Excerpts from an interface dataset >>
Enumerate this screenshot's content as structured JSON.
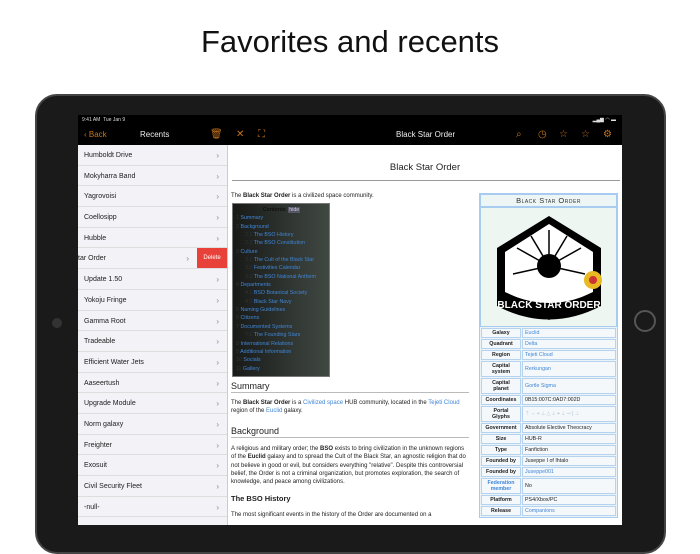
{
  "headline": "Favorites and recents",
  "status": {
    "time": "9:41 AM",
    "date": "Tue Jan 9"
  },
  "sidebar_nav": {
    "back": "Back",
    "title": "Recents"
  },
  "recents": [
    "Humboldt Drive",
    "Mokyharra Band",
    "Yagrovoisi",
    "Coellosipp",
    "Hubble",
    "tar Order",
    "Update 1.50",
    "Yokoju Fringe",
    "Gamma Root",
    "Tradeable",
    "Efficient Water Jets",
    "Aaseertush",
    "Upgrade Module",
    "Norm galaxy",
    "Freighter",
    "Exosuit",
    "Civil Security Fleet",
    "-null-"
  ],
  "delete_label": "Delete",
  "content_nav": {
    "title": "Black Star Order"
  },
  "article": {
    "title": "Black Star Order",
    "intro": {
      "pre": "The ",
      "bold": "Black Star Order",
      "post": " is a civilized space community."
    },
    "toc": {
      "title": "Contents",
      "hide": "hide",
      "items": [
        {
          "n": "1",
          "t": "Summary",
          "sub": false
        },
        {
          "n": "2",
          "t": "Background",
          "sub": false
        },
        {
          "n": "2.1",
          "t": "The BSO History",
          "sub": true
        },
        {
          "n": "2.2",
          "t": "The BSO Constitution",
          "sub": true
        },
        {
          "n": "3",
          "t": "Culture",
          "sub": false
        },
        {
          "n": "3.1",
          "t": "The Cult of the Black Star",
          "sub": true
        },
        {
          "n": "3.2",
          "t": "Festivities Calendar",
          "sub": true
        },
        {
          "n": "3.3",
          "t": "The BSO National Anthem",
          "sub": true
        },
        {
          "n": "4",
          "t": "Departments",
          "sub": false
        },
        {
          "n": "4.1",
          "t": "BSO Botanical Society",
          "sub": true
        },
        {
          "n": "4.2",
          "t": "Black Star Navy",
          "sub": true
        },
        {
          "n": "5",
          "t": "Naming Guidelines",
          "sub": false
        },
        {
          "n": "6",
          "t": "Citizens",
          "sub": false
        },
        {
          "n": "7",
          "t": "Documented Systems",
          "sub": false
        },
        {
          "n": "7.1",
          "t": "The Founding Stars",
          "sub": true
        },
        {
          "n": "8",
          "t": "International Relations",
          "sub": false
        },
        {
          "n": "9",
          "t": "Additional Information",
          "sub": false
        },
        {
          "n": "10",
          "t": "Socials",
          "sub": false
        },
        {
          "n": "11",
          "t": "Gallery",
          "sub": false
        }
      ]
    },
    "summary": {
      "heading": "Summary",
      "p1": "The ",
      "b": "Black Star Order",
      "p2": " is a ",
      "l1": "Civilized space",
      "p3": " HUB community, located in the ",
      "l2": "Tejeti Cloud",
      "p4": " region of the ",
      "l3": "Euclid",
      "p5": " galaxy."
    },
    "background": {
      "heading": "Background",
      "p1": "A religious and military order; the ",
      "b1": "BSO",
      "p2": " exists to bring civilization in the unknown regions of the ",
      "b2": "Euclid",
      "p3": " galaxy and to spread the Cult of the Black Star, an agnostic religion that do not believe in good or evil, but considers everything \"relative\". Despite this controversial belief, the Order is not a criminal organization, but promotes exploration, the search of knowledge, and peace among civilizations."
    },
    "history": {
      "heading": "The BSO History",
      "p": "The most significant events in the history of the Order are documented on a"
    }
  },
  "infobox": {
    "title": "Black Star Order",
    "logo_text": "BLACK STAR ORDER",
    "rows": [
      {
        "k": "Galaxy",
        "v": "Euclid",
        "link": true
      },
      {
        "k": "Quadrant",
        "v": "Delta",
        "link": true
      },
      {
        "k": "Region",
        "v": "Tejeti Cloud",
        "link": true
      },
      {
        "k": "Capital system",
        "v": "Rerkungan",
        "link": true
      },
      {
        "k": "Capital planet",
        "v": "Gortle Sigma",
        "link": true
      },
      {
        "k": "Coordinates",
        "v": "0B15:007C:0AD7:002D",
        "link": false
      },
      {
        "k": "Portal Glyphs",
        "v": "⇡⇔⌖⊥△⇣⌖⇣⊸⌊⊥",
        "link": false
      },
      {
        "k": "Government",
        "v": "Absolute Elective Theocracy",
        "link": false
      },
      {
        "k": "Size",
        "v": "HUB-R",
        "link": false
      },
      {
        "k": "Type",
        "v": "Fanfiction",
        "link": false
      },
      {
        "k": "Founded by",
        "v": "Juseppe I of Ihtalo",
        "link": false
      },
      {
        "k": "Founded by",
        "v": "Juseppe001",
        "link": true
      },
      {
        "k": "Federation member",
        "v": "No",
        "link": false
      },
      {
        "k": "Platform",
        "v": "PS4/Xbox/PC",
        "link": false
      },
      {
        "k": "Release",
        "v": "Companions",
        "link": true
      }
    ]
  },
  "colors": {
    "accent": "#c7731e",
    "link": "#3f86d6",
    "delete": "#e8413a"
  }
}
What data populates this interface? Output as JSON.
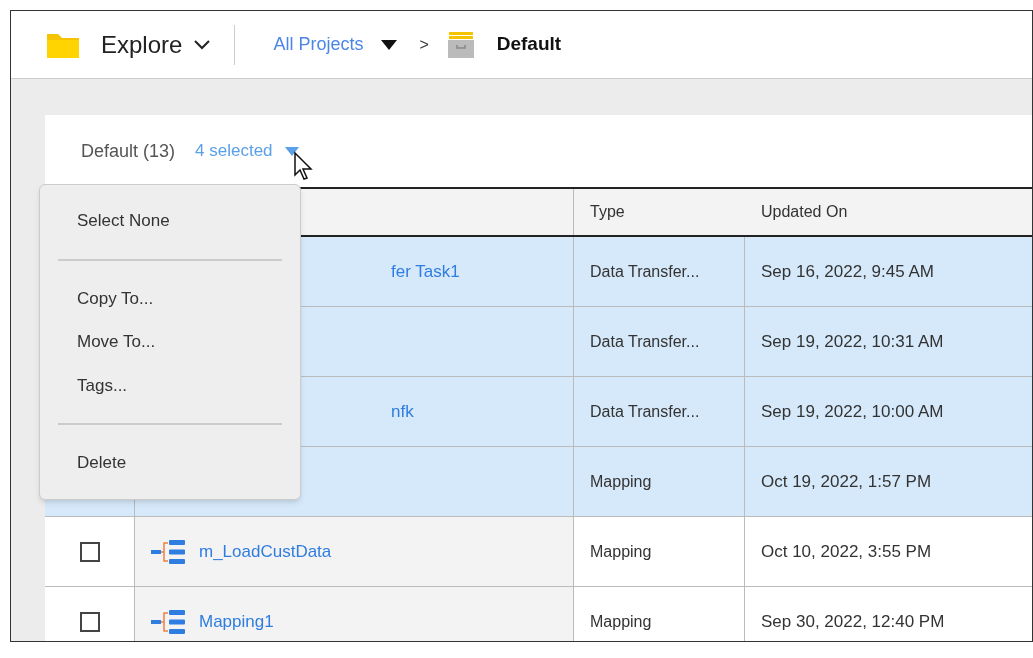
{
  "header": {
    "section": "Explore",
    "breadcrumb": {
      "parent": "All Projects",
      "separator": ">",
      "current": "Default"
    }
  },
  "list_header": {
    "title": "Default (13)",
    "selection": "4 selected"
  },
  "table": {
    "columns": [
      "Type",
      "Updated On"
    ],
    "rows": [
      {
        "selected": true,
        "name": "fer Task1",
        "type": "Data Transfer...",
        "updated": "Sep 16, 2022, 9:45 AM"
      },
      {
        "selected": true,
        "type": "Data Transfer...",
        "updated": "Sep 19, 2022, 10:31 AM"
      },
      {
        "selected": true,
        "name": "nfk",
        "type": "Data Transfer...",
        "updated": "Sep 19, 2022, 10:00 AM"
      },
      {
        "selected": true,
        "type": "Mapping",
        "updated": "Oct 19, 2022, 1:57 PM"
      },
      {
        "selected": false,
        "checked": false,
        "kind": "mapping",
        "name": "m_LoadCustData",
        "type": "Mapping",
        "updated": "Oct 10, 2022, 3:55 PM"
      },
      {
        "selected": false,
        "checked": false,
        "kind": "mapping",
        "name": "Mapping1",
        "type": "Mapping",
        "updated": "Sep 30, 2022, 12:40 PM"
      }
    ]
  },
  "menu": {
    "groups": [
      [
        "Select None"
      ],
      [
        "Copy To...",
        "Move To...",
        "Tags..."
      ],
      [
        "Delete"
      ]
    ]
  }
}
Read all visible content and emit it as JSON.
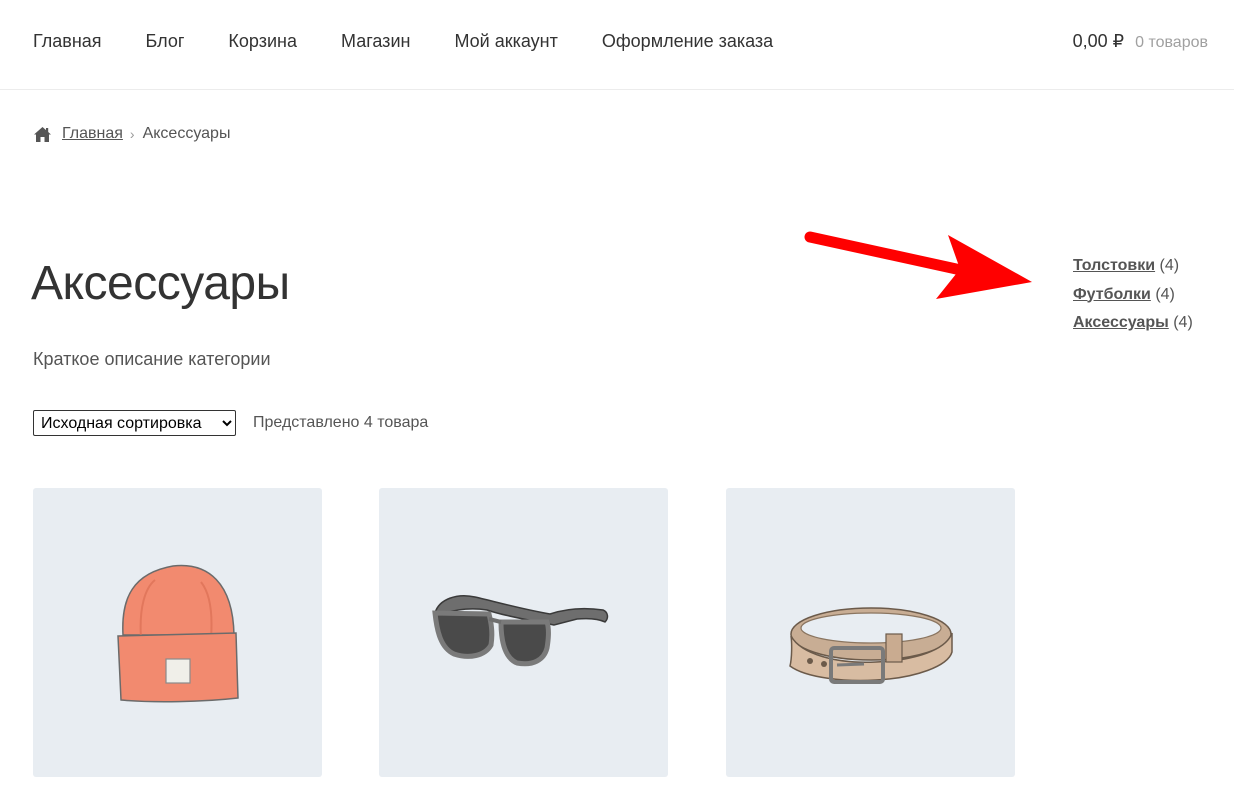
{
  "nav": {
    "items": [
      "Главная",
      "Блог",
      "Корзина",
      "Магазин",
      "Мой аккаунт",
      "Оформление заказа"
    ]
  },
  "cart": {
    "amount": "0,00 ₽",
    "count": "0 товаров"
  },
  "breadcrumb": {
    "home": "Главная",
    "separator": "›",
    "current": "Аксессуары"
  },
  "page": {
    "title": "Аксессуары",
    "description": "Краткое описание категории"
  },
  "sort": {
    "selected": "Исходная сортировка",
    "result_count": "Представлено 4 товара"
  },
  "categories_widget": {
    "items": [
      {
        "label": "Толстовки",
        "count": "(4)"
      },
      {
        "label": "Футболки",
        "count": "(4)"
      },
      {
        "label": "Аксессуары",
        "count": "(4)"
      }
    ]
  },
  "products": [
    {
      "image": "orange-beanie"
    },
    {
      "image": "sunglasses"
    },
    {
      "image": "leather-belt"
    }
  ],
  "colors": {
    "arrow": "#ff0000",
    "product_bg": "#e8edf2",
    "beanie": "#f28a6f"
  }
}
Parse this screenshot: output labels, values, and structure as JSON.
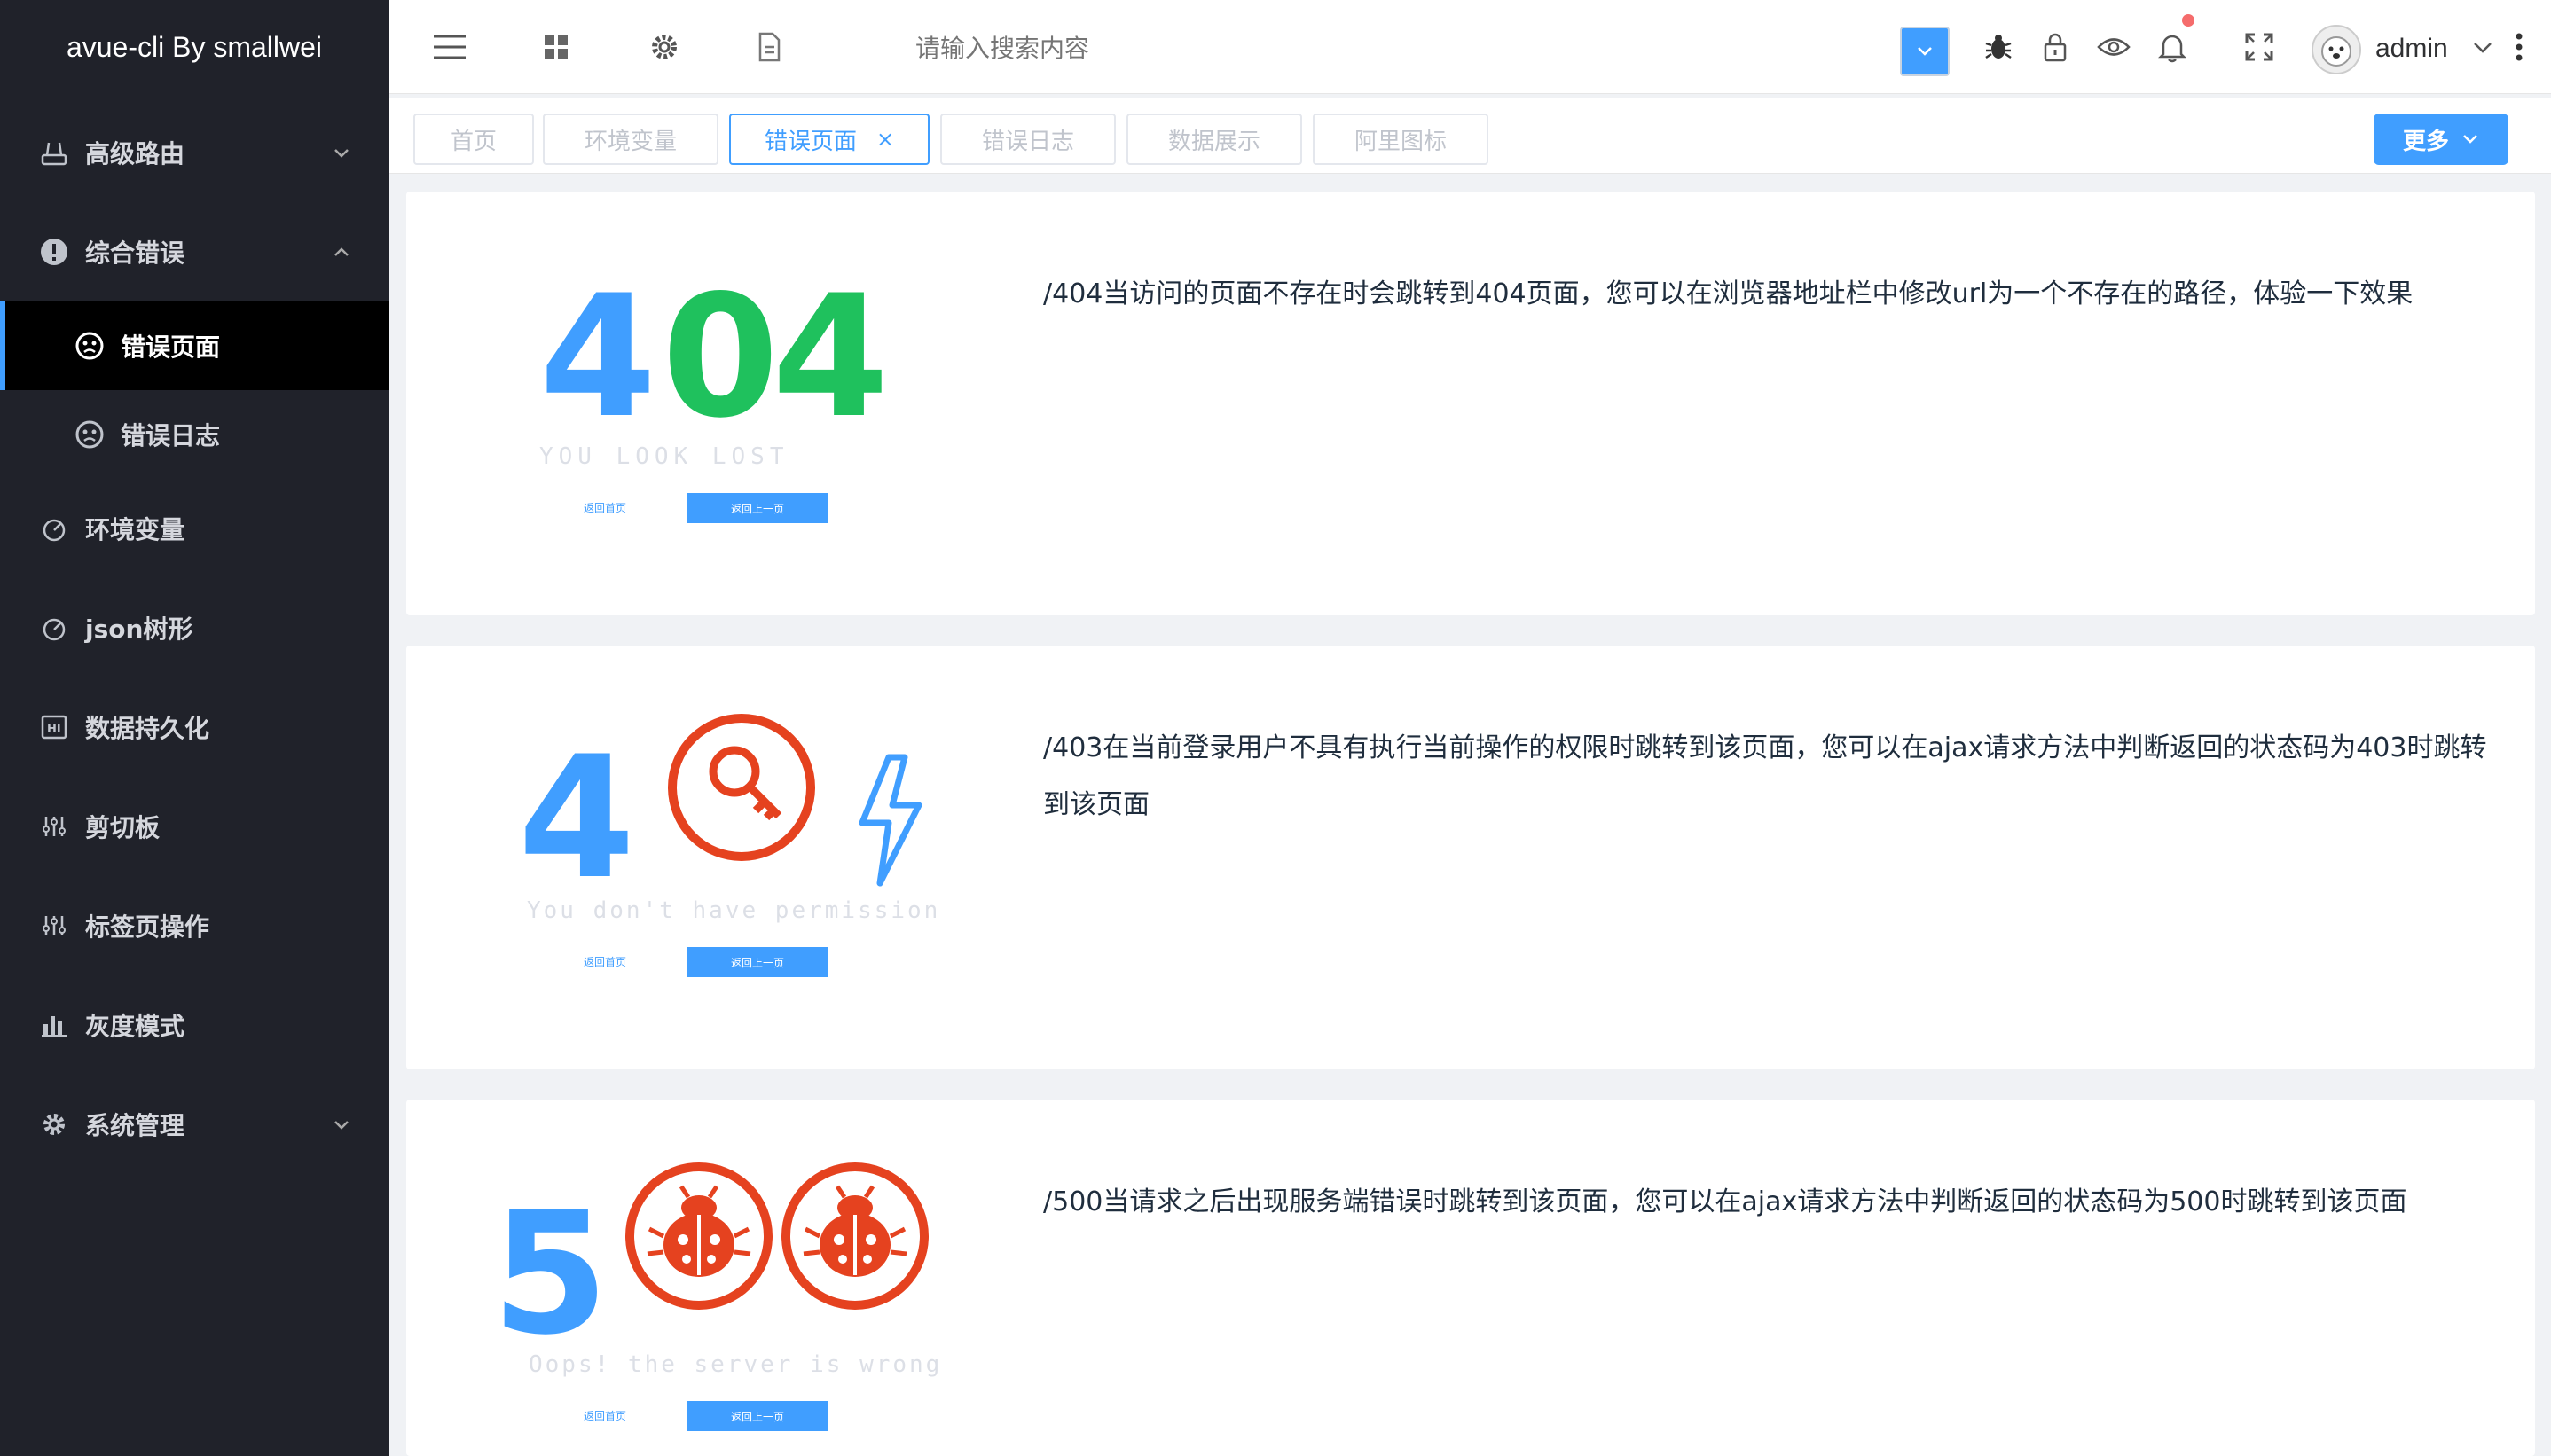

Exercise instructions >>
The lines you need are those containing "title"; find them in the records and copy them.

Task answer >>
    "title": "Recents"
    "title": "Black Star Order"
    "title": "Black Star Order",
      "title": "Contents",
    "title": "Black Star Order",
    "title": "Default (13)",
    "title": "Аксессуары",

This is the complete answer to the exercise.